───── RAW DATA

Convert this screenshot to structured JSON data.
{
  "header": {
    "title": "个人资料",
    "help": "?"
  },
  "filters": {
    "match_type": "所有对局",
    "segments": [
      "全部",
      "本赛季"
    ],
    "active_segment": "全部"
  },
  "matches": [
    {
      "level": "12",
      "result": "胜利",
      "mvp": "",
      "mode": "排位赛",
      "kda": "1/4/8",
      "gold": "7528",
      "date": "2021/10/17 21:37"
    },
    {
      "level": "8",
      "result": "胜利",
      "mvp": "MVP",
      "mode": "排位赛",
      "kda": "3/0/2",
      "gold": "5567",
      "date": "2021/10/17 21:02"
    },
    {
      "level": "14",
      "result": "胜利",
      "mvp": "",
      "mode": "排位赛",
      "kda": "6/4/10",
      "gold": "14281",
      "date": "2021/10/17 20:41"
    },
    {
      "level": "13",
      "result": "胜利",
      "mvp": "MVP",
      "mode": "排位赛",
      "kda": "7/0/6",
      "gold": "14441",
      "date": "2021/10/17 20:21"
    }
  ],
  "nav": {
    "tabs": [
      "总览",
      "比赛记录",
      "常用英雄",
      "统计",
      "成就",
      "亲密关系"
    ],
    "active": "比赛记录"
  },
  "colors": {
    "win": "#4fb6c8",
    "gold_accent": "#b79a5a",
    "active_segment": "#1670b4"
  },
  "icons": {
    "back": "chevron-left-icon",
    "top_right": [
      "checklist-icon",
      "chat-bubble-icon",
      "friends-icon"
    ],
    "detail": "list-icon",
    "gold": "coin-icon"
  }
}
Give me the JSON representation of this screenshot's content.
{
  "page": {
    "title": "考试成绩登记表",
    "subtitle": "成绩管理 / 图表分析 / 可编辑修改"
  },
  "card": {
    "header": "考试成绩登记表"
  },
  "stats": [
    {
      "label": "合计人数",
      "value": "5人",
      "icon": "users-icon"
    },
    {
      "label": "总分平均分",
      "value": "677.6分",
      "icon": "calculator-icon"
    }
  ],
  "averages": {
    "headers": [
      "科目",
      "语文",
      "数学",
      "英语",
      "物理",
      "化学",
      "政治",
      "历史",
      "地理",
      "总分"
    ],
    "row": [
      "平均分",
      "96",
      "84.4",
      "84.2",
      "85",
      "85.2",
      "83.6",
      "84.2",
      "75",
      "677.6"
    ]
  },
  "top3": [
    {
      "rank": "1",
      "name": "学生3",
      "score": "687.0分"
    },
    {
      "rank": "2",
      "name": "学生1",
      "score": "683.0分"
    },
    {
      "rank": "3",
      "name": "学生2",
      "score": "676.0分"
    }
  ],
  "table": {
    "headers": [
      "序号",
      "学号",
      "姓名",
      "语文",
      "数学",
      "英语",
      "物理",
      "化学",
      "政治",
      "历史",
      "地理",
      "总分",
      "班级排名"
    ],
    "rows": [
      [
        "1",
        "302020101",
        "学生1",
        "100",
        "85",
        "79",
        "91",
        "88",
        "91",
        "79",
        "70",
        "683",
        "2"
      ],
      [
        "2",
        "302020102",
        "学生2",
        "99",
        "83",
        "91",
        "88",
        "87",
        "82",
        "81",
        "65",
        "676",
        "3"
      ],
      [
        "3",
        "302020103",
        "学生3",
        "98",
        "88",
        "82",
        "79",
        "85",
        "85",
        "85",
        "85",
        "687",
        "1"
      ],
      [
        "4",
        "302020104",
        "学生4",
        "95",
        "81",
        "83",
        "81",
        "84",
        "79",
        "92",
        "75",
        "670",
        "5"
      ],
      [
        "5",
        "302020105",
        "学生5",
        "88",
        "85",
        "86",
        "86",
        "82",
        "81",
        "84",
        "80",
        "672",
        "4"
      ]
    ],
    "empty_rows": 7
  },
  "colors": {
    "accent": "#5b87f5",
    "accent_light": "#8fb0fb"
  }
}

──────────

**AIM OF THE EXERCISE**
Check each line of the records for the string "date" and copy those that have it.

**RESULT**
      "date": "2021/10/17 21:37"
      "date": "2021/10/17 21:02"
      "date": "2021/10/17 20:41"
      "date": "2021/10/17 20:21"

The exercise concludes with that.